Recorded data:
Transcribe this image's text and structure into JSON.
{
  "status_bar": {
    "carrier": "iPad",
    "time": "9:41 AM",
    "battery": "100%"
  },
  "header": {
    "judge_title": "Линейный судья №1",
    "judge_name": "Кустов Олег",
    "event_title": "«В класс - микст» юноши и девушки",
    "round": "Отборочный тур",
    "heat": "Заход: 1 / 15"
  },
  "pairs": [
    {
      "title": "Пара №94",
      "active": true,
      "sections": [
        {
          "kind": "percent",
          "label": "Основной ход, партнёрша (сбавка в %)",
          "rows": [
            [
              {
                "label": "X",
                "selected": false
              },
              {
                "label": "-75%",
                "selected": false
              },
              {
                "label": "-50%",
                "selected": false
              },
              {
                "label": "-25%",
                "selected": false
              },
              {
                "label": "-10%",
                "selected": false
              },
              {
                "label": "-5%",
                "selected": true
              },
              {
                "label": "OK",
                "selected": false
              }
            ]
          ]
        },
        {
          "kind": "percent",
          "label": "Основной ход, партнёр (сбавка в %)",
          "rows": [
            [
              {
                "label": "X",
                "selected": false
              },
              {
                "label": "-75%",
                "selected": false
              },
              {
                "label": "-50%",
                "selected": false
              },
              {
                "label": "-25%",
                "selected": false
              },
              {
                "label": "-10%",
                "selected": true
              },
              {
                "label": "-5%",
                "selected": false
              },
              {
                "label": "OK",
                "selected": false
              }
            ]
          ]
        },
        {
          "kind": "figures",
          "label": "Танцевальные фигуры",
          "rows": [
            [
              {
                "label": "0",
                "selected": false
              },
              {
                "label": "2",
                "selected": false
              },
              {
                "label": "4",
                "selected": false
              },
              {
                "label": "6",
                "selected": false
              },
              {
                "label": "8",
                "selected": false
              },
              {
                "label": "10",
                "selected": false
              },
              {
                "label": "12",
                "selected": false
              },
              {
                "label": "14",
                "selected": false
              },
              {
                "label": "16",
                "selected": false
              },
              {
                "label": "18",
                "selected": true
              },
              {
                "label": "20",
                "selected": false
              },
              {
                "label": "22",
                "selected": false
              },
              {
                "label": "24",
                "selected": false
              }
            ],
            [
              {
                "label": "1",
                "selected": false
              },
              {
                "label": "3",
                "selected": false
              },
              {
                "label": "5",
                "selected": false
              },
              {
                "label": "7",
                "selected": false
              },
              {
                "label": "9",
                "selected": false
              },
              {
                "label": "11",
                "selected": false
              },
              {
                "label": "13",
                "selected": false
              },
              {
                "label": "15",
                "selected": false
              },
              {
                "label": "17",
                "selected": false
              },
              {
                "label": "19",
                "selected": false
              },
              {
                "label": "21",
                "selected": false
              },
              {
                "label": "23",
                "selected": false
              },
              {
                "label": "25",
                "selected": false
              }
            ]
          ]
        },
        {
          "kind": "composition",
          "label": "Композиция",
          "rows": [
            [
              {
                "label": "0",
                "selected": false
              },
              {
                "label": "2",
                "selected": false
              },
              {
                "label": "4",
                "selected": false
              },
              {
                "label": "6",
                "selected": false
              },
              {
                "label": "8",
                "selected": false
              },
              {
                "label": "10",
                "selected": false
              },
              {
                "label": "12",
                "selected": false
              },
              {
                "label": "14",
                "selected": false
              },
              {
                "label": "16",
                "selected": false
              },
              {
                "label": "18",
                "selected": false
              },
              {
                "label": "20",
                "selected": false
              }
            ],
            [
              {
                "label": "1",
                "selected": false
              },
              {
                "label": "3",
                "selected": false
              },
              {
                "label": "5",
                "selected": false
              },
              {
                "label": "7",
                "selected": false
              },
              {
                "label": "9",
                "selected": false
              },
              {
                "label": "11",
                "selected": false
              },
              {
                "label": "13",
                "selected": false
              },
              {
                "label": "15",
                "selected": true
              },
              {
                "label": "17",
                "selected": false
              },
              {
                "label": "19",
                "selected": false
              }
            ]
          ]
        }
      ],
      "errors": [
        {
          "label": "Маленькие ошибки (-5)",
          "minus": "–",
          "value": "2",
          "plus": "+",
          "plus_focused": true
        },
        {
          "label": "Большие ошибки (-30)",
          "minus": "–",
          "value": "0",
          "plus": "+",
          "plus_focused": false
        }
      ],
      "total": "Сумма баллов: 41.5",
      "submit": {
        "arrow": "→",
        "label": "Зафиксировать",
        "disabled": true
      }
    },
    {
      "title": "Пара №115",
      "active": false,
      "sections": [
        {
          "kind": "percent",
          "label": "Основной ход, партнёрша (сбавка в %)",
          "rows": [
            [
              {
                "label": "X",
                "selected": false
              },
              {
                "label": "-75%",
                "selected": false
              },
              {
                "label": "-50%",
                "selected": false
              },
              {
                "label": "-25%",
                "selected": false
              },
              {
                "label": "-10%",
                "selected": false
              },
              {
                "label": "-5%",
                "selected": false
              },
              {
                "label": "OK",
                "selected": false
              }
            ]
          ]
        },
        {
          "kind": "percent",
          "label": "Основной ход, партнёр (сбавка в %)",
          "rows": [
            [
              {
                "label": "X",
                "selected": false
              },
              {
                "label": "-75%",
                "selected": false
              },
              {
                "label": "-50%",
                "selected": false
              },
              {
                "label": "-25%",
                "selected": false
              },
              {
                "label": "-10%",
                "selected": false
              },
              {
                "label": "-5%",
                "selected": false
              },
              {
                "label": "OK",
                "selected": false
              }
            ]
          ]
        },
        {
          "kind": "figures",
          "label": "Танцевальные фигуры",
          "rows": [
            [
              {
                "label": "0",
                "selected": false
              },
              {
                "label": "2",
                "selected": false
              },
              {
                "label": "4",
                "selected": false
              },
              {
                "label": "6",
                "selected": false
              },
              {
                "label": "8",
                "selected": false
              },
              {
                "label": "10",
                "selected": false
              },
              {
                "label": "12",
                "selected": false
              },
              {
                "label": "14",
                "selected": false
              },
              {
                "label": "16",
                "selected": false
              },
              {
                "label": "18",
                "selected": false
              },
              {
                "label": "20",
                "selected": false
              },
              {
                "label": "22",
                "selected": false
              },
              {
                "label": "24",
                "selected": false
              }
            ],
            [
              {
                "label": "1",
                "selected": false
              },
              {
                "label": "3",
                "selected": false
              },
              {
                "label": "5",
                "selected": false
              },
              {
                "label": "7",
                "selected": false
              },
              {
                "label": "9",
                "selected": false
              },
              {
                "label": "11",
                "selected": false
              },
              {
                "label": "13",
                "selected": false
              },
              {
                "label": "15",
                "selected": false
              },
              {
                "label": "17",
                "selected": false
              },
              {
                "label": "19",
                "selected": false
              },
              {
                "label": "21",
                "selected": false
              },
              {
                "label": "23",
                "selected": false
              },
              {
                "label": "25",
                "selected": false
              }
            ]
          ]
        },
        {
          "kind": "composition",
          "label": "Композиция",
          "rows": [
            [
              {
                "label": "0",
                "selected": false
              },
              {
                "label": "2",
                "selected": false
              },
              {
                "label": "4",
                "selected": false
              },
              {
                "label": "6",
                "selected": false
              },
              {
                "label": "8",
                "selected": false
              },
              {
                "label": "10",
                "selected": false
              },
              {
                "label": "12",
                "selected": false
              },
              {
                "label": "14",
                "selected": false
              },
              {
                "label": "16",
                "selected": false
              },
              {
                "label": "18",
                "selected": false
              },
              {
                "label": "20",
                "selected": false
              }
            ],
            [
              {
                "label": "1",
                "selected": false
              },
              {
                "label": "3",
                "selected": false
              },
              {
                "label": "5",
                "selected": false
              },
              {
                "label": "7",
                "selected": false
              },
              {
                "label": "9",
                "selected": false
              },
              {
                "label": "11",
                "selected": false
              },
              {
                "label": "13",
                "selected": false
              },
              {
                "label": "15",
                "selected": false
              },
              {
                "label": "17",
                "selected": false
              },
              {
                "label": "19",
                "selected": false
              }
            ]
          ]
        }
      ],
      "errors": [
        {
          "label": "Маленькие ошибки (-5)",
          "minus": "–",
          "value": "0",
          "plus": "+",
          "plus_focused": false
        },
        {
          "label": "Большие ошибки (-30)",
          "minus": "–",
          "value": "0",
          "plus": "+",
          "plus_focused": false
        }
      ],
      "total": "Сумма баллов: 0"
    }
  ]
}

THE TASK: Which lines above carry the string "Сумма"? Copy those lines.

TASK RESPONSE:
      "total": "Сумма баллов: 41.5",
      "total": "Сумма баллов: 0"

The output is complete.